**Exercise goal:**
Check every line of the data below for the string "true", and copy the ones that hold it.

== Segment start ==

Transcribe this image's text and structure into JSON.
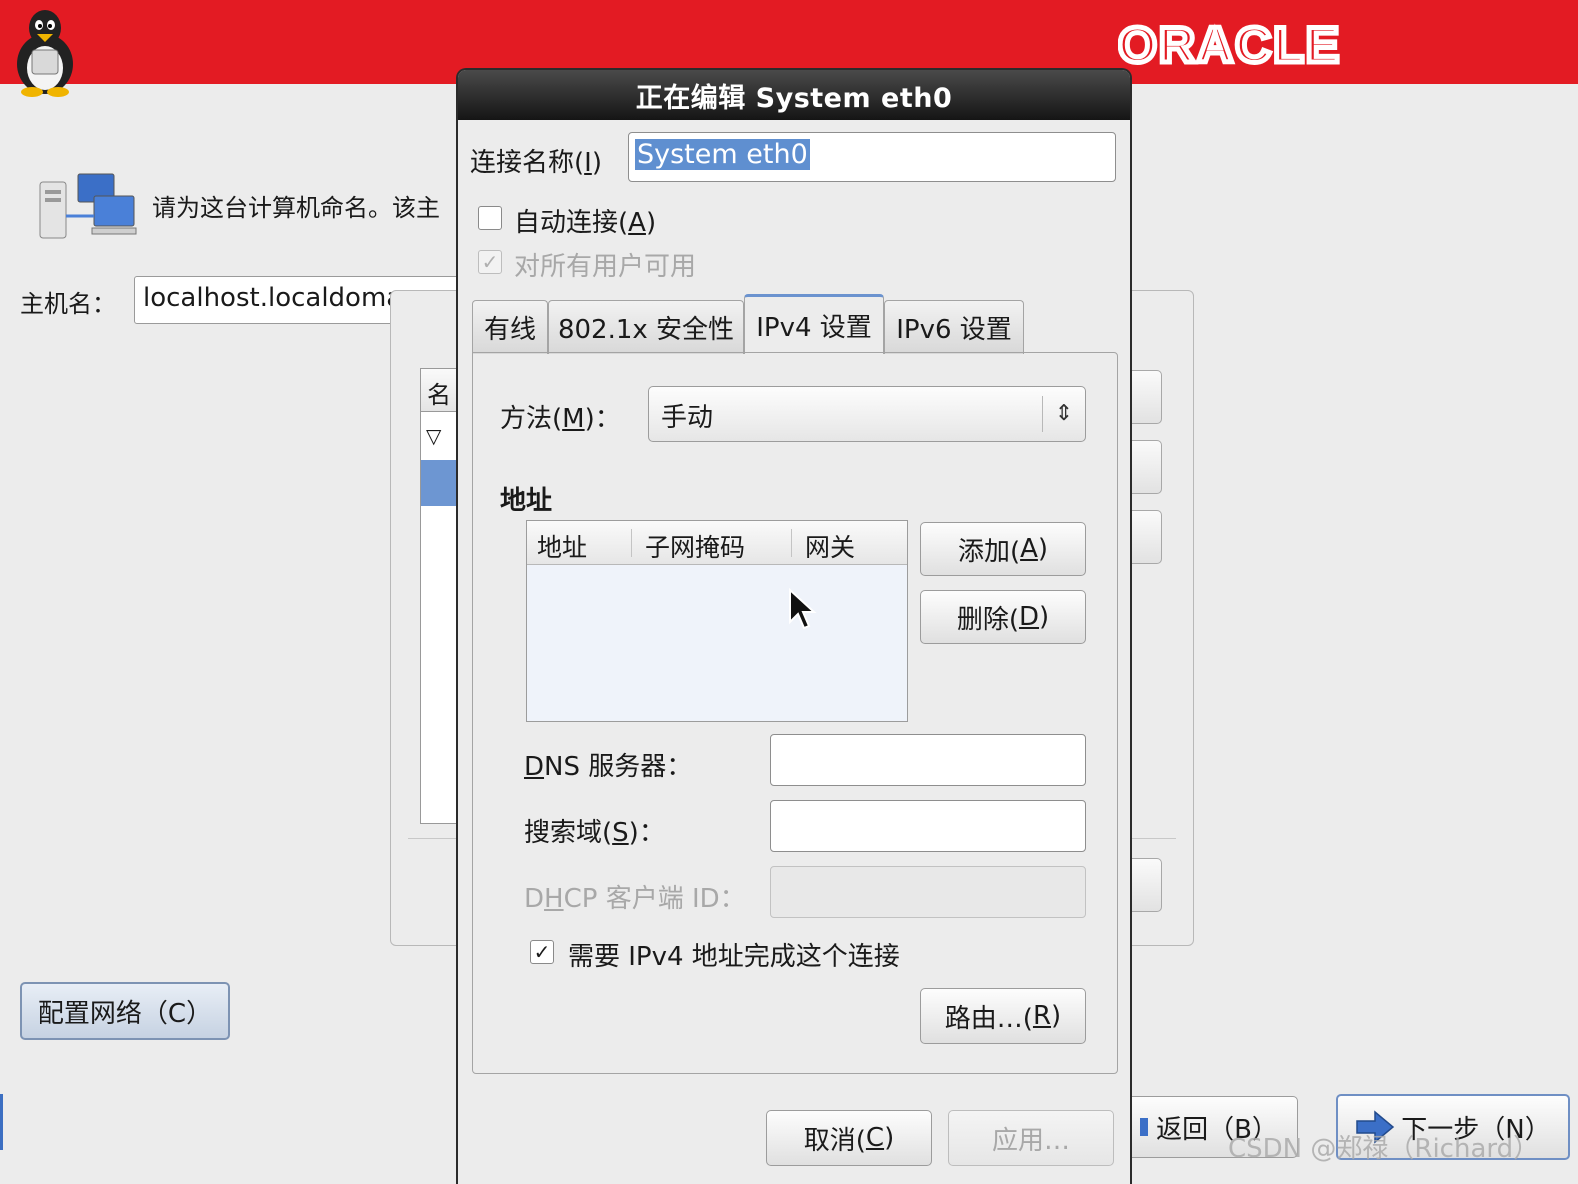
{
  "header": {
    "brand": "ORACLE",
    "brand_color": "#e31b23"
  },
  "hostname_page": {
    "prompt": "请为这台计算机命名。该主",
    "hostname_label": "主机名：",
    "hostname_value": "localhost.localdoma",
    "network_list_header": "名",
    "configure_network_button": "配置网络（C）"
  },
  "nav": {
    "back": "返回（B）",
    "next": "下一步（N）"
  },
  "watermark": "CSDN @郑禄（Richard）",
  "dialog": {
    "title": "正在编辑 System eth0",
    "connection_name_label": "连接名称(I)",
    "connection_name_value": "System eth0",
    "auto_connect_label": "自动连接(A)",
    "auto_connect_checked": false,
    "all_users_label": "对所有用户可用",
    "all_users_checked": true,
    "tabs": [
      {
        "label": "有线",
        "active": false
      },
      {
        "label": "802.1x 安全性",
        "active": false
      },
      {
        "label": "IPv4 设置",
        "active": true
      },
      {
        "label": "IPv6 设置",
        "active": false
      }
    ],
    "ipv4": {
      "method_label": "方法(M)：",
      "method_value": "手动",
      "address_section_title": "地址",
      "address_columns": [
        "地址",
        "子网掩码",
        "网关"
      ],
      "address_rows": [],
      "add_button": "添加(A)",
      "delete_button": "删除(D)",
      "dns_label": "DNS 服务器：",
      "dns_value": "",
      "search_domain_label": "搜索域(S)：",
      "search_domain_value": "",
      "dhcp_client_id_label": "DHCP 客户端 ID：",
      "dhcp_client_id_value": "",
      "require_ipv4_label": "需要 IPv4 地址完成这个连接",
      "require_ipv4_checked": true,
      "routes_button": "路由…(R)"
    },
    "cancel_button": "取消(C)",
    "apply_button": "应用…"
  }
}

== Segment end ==
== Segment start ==

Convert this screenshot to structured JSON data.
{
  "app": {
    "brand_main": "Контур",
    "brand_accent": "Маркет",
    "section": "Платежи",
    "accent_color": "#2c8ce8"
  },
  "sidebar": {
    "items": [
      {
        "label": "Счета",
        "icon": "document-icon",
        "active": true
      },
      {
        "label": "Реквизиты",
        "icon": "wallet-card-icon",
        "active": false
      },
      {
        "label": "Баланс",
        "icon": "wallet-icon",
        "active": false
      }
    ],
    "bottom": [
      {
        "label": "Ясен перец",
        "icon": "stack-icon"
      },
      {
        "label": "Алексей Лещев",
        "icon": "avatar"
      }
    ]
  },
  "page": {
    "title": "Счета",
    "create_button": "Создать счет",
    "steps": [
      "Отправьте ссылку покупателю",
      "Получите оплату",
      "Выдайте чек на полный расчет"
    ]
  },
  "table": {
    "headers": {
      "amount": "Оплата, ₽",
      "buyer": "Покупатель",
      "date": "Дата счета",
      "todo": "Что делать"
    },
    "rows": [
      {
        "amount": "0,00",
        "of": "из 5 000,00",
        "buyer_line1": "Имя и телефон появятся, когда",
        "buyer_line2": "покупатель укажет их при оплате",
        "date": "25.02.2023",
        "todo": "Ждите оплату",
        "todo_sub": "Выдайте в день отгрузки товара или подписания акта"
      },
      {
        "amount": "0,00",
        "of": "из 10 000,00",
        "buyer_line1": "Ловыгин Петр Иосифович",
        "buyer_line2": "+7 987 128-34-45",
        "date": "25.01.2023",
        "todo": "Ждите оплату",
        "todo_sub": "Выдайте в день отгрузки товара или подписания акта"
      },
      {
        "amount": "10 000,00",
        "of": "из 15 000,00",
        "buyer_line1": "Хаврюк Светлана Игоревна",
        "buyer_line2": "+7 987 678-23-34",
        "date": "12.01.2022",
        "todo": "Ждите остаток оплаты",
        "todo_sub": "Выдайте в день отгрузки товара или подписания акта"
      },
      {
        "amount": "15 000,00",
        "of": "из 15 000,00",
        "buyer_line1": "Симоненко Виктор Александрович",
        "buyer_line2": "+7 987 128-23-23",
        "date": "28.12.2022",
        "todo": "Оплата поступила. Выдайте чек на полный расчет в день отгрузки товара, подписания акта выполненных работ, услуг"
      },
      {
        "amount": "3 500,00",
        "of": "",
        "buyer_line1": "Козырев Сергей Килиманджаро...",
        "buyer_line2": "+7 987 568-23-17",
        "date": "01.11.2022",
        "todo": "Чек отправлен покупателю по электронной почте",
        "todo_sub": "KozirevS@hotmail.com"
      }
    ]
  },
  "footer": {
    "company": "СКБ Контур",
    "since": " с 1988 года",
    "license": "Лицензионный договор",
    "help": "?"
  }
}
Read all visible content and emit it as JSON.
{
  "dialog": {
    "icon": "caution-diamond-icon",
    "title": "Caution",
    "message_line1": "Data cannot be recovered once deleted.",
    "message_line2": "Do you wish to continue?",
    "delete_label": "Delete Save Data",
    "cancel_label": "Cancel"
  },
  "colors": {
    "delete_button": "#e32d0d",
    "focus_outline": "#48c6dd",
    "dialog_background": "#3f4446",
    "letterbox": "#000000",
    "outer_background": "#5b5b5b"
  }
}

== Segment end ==

**Exercise output:**
    "all_users_checked": true,
        "active": true
      "require_ipv4_checked": true,
        "active": true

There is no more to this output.